#### THE DATA

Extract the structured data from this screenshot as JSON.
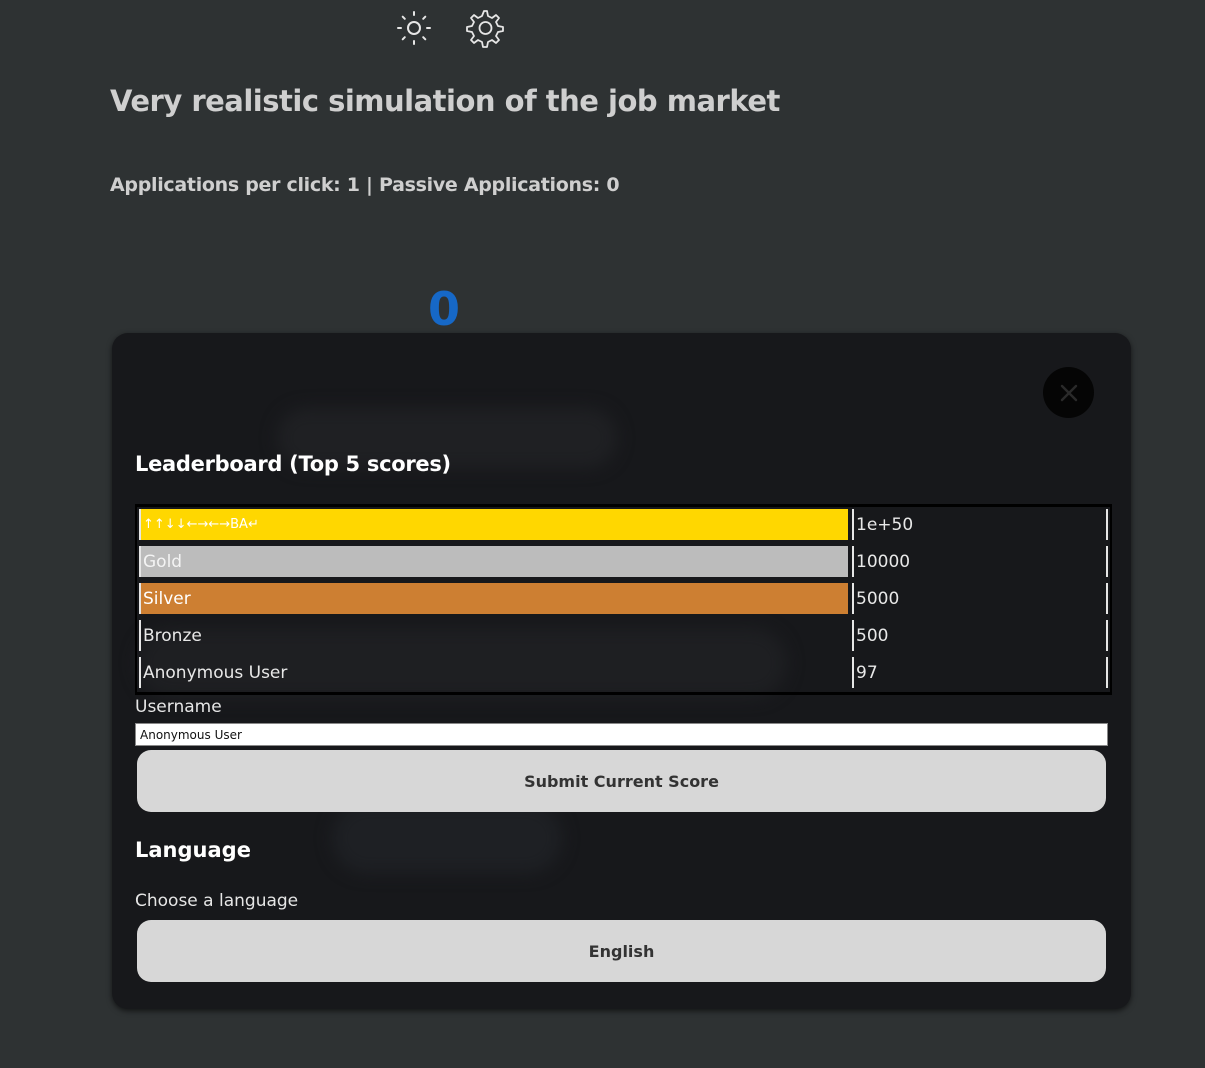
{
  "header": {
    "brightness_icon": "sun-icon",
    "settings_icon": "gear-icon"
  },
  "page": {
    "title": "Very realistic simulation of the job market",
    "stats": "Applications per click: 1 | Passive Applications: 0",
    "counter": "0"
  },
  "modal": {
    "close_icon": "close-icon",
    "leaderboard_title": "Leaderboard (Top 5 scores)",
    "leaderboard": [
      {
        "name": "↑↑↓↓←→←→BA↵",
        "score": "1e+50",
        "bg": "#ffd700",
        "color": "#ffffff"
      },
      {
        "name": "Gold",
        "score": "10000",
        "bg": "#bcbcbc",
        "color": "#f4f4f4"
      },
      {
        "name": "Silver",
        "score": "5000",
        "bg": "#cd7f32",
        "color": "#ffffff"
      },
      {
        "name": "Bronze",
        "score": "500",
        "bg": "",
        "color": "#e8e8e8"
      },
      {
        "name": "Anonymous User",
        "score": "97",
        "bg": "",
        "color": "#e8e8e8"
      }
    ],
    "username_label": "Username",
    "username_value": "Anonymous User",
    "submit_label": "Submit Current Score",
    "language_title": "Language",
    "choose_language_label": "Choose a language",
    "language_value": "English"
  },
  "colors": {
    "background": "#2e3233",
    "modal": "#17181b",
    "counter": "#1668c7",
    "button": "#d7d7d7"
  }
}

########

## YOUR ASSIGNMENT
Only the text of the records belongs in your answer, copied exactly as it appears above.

## ANSWER SECTION
Extract the structured data from this screenshot as JSON.
{
  "header": {
    "brightness_icon": "sun-icon",
    "settings_icon": "gear-icon"
  },
  "page": {
    "title": "Very realistic simulation of the job market",
    "stats": "Applications per click: 1 | Passive Applications: 0",
    "counter": "0"
  },
  "modal": {
    "close_icon": "close-icon",
    "leaderboard_title": "Leaderboard (Top 5 scores)",
    "leaderboard": [
      {
        "name": "↑↑↓↓←→←→BA↵",
        "score": "1e+50",
        "bg": "#ffd700",
        "color": "#ffffff"
      },
      {
        "name": "Gold",
        "score": "10000",
        "bg": "#bcbcbc",
        "color": "#f4f4f4"
      },
      {
        "name": "Silver",
        "score": "5000",
        "bg": "#cd7f32",
        "color": "#ffffff"
      },
      {
        "name": "Bronze",
        "score": "500",
        "bg": "",
        "color": "#e8e8e8"
      },
      {
        "name": "Anonymous User",
        "score": "97",
        "bg": "",
        "color": "#e8e8e8"
      }
    ],
    "username_label": "Username",
    "username_value": "Anonymous User",
    "submit_label": "Submit Current Score",
    "language_title": "Language",
    "choose_language_label": "Choose a language",
    "language_value": "English"
  },
  "colors": {
    "background": "#2e3233",
    "modal": "#17181b",
    "counter": "#1668c7",
    "button": "#d7d7d7"
  }
}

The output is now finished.